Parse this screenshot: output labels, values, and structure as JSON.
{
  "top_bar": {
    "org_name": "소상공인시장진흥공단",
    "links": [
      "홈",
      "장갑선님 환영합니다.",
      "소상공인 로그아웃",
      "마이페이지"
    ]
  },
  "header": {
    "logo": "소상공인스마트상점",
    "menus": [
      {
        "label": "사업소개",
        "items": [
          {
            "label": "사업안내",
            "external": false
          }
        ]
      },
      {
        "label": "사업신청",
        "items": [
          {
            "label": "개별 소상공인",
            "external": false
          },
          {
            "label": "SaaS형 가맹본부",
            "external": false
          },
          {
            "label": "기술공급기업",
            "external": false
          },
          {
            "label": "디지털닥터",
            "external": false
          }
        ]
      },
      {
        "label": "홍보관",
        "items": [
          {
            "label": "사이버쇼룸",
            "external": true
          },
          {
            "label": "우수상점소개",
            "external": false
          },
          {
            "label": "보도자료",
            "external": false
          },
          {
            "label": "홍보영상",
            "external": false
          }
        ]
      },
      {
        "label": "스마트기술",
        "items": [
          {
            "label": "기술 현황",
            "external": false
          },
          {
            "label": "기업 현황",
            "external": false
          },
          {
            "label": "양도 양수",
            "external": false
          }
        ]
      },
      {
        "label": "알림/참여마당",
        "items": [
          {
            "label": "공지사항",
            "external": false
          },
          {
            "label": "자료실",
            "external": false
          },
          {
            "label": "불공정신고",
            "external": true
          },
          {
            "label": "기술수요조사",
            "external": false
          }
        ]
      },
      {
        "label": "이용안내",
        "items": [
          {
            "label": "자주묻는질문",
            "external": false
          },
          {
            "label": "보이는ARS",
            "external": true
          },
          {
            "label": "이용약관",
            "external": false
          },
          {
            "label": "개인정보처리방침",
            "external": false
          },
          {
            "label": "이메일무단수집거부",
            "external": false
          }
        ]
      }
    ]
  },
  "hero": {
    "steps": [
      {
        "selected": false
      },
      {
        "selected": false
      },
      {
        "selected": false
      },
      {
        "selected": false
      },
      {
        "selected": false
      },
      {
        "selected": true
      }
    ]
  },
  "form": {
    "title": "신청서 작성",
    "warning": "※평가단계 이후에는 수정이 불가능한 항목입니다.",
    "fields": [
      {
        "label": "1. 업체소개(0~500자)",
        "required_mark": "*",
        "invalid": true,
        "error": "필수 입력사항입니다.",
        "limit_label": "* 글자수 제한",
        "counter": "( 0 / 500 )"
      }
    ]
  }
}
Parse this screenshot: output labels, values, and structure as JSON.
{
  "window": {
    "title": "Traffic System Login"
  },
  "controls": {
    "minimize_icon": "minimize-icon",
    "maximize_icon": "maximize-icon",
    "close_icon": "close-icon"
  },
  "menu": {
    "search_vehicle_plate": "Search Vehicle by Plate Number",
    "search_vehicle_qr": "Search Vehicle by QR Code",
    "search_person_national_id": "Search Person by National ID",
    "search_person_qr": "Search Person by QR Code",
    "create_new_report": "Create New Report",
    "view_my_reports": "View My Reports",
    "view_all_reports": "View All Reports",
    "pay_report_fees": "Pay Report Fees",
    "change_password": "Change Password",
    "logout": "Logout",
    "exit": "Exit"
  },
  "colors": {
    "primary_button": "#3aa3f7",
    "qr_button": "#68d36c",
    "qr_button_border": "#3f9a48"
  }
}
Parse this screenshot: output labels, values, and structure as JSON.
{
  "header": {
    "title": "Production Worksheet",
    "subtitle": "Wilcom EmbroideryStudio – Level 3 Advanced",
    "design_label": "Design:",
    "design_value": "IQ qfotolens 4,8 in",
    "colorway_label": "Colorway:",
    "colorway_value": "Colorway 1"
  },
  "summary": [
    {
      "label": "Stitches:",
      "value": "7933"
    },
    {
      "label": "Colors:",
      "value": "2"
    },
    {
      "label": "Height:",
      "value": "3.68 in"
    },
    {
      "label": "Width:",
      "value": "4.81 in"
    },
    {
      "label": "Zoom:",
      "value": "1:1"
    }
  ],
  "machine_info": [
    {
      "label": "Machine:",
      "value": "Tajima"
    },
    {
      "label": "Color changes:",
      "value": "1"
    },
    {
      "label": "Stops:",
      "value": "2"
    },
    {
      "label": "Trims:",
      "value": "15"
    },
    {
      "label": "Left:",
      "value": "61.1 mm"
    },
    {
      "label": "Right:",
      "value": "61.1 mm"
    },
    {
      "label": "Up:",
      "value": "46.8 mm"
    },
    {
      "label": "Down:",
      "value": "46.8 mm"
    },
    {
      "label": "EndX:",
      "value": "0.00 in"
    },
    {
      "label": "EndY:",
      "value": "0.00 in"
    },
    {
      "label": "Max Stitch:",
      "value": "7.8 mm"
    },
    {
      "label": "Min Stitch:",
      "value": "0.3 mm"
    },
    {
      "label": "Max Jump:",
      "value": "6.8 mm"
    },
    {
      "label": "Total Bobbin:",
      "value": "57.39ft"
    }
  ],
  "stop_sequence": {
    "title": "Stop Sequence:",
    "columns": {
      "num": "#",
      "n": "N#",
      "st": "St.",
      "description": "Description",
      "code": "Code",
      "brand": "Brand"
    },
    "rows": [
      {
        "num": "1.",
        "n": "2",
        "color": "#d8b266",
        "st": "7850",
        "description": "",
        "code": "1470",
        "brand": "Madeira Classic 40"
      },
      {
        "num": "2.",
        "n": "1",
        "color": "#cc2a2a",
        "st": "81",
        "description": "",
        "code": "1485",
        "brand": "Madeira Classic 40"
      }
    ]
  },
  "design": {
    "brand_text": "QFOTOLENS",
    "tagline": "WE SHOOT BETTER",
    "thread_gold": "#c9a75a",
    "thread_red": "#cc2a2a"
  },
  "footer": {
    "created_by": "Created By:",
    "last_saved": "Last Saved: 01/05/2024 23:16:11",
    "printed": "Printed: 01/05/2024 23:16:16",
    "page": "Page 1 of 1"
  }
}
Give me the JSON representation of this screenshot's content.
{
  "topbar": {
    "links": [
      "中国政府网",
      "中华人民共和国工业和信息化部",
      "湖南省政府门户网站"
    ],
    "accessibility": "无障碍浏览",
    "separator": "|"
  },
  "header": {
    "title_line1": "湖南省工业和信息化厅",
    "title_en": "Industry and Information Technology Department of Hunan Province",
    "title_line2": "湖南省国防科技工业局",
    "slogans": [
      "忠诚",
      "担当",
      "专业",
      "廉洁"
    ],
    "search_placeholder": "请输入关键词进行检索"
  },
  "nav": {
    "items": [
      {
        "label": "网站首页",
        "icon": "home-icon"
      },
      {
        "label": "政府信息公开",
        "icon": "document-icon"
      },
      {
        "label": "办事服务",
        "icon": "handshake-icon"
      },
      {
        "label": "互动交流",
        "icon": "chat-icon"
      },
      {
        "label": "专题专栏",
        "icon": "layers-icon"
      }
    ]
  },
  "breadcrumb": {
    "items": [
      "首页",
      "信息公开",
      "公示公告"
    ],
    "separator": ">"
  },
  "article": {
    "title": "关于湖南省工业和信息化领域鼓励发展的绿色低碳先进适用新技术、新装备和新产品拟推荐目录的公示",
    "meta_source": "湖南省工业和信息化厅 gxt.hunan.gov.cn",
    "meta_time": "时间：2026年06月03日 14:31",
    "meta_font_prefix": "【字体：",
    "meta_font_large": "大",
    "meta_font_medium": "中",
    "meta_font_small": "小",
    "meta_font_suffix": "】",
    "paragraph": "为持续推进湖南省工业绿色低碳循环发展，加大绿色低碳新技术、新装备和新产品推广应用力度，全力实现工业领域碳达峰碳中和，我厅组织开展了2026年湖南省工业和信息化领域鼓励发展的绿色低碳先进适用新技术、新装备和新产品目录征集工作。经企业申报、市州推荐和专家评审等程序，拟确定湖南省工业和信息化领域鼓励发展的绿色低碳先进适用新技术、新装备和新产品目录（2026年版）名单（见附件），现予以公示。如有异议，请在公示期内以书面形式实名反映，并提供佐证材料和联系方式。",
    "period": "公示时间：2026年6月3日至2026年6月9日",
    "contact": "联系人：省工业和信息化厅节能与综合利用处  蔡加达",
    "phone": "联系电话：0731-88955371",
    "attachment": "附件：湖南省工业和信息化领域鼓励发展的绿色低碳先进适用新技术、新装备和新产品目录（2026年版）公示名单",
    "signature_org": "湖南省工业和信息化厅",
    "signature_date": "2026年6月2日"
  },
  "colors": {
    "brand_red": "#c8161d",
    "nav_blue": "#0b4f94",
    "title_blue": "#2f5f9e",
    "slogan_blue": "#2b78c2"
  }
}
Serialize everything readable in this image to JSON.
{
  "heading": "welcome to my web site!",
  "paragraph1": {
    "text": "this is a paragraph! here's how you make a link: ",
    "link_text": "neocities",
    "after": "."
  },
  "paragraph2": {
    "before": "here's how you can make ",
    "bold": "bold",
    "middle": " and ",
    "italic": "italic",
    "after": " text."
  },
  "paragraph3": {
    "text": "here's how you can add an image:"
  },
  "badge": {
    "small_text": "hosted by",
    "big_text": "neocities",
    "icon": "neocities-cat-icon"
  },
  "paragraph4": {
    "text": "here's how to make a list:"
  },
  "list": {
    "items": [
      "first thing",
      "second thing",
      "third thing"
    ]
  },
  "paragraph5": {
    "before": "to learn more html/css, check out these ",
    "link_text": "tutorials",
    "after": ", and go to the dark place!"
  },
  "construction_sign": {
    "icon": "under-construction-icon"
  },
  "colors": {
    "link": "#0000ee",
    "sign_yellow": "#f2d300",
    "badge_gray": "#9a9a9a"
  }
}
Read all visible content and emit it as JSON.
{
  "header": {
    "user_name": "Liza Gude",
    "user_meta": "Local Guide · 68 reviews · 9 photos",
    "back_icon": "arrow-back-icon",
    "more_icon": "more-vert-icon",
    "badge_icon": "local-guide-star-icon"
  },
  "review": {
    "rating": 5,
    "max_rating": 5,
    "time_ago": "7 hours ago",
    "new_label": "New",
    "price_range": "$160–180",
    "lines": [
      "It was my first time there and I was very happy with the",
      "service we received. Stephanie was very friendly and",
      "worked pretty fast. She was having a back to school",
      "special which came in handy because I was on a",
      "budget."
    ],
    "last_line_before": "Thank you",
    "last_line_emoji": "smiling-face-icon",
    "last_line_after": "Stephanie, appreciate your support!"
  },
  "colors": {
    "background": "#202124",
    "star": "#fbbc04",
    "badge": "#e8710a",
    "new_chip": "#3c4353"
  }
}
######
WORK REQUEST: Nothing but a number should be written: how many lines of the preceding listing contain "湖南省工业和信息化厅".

RESULT: 3